§ **DATA UNDER STUDY**
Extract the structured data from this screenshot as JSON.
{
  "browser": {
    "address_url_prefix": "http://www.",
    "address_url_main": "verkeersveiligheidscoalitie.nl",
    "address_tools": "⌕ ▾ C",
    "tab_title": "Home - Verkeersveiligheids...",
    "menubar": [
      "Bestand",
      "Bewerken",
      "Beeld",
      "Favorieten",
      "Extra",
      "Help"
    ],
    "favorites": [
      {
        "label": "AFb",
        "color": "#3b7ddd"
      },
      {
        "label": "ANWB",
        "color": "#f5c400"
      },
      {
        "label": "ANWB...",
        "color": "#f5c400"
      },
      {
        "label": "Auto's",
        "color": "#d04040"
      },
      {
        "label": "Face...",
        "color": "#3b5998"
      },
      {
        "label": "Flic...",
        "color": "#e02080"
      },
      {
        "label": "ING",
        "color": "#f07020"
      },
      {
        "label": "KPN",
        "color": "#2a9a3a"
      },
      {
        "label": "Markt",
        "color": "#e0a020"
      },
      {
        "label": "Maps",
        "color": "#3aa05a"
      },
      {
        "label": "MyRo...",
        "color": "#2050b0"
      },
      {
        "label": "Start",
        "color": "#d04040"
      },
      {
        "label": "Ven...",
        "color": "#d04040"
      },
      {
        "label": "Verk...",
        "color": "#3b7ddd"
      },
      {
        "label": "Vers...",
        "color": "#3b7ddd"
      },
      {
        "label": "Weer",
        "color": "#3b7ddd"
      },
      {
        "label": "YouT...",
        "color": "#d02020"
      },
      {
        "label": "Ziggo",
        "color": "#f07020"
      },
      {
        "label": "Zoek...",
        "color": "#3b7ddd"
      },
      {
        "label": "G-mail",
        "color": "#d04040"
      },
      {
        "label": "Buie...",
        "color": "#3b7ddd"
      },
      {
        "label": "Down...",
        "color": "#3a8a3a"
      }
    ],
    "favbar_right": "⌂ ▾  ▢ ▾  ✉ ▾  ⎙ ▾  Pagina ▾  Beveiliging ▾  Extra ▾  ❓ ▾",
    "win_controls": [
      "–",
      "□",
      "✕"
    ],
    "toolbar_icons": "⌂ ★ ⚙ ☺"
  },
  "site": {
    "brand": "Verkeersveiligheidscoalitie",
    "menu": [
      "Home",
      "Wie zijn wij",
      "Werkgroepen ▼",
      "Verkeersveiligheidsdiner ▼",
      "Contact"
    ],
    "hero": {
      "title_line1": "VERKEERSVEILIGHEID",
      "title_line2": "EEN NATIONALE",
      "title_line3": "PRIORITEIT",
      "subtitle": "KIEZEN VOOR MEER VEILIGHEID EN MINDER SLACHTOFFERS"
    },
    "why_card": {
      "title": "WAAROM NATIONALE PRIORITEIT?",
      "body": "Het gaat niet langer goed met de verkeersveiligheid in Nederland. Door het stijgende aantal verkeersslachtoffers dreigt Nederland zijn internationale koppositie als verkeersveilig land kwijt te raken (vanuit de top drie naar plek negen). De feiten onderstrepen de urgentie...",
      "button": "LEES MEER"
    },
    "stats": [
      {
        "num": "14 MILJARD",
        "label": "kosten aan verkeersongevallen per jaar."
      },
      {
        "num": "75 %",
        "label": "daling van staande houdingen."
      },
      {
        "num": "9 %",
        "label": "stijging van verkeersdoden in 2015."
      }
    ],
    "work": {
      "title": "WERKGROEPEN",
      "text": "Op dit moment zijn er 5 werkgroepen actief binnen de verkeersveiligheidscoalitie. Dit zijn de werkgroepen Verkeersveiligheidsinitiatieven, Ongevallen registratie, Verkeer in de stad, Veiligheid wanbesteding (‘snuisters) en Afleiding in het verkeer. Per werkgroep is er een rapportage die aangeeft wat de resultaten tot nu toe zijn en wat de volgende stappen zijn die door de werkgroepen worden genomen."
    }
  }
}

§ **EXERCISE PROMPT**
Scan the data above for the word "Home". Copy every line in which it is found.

§ **ANSWER FOR THIS EXERCISE**
    "tab_title": "Home - Verkeersveiligheids...",
      "Home",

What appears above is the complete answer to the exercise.